- _RECORDED INFORMATION_
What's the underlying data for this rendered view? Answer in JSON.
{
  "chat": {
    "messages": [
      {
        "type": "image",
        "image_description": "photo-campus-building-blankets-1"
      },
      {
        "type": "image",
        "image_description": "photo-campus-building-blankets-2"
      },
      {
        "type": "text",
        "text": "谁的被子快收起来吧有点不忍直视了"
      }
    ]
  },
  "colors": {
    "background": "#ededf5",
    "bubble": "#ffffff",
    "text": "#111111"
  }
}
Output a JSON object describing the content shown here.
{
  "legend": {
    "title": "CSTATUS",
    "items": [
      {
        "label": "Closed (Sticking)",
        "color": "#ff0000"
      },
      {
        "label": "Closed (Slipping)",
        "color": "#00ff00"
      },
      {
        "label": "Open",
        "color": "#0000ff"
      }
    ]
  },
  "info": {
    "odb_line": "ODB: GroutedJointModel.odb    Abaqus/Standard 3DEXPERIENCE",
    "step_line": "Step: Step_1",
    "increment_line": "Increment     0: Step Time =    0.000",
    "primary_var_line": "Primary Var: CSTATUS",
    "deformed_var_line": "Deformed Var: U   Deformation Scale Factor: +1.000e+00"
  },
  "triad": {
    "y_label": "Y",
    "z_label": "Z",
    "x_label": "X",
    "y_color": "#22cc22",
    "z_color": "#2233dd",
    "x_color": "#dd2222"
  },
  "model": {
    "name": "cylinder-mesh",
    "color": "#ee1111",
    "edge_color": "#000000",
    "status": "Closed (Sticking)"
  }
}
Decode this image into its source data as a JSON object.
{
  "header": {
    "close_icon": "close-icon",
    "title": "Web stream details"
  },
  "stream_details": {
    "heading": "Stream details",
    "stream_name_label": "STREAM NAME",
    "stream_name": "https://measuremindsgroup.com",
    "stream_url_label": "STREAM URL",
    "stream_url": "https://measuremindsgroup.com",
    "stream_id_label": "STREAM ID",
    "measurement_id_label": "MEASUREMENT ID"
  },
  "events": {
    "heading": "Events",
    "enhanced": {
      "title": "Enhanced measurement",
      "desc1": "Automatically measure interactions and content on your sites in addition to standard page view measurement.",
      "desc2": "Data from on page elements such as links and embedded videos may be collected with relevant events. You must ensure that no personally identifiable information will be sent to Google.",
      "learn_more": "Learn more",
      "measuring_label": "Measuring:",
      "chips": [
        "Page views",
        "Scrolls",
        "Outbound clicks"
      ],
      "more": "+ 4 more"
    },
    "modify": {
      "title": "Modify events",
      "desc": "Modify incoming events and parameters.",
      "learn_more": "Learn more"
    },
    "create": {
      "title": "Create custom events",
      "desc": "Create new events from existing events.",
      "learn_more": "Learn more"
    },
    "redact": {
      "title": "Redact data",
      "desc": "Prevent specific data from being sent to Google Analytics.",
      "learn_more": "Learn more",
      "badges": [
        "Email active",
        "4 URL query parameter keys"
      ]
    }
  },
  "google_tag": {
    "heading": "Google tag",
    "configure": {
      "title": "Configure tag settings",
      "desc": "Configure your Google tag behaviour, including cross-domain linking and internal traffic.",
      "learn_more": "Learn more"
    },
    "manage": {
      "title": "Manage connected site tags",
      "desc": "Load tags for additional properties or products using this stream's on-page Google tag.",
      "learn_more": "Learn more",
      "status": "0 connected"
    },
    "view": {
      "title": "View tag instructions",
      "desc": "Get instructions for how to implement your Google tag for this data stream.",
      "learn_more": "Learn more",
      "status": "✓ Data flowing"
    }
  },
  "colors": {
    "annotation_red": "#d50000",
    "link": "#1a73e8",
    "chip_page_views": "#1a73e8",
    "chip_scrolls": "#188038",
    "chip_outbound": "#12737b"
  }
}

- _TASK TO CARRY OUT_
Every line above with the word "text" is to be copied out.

- _EXERCISE SOLUTION_
        "type": "text",
        "text": "谁的被子快收起来吧有点不忍直视了"
    "text": "#111111"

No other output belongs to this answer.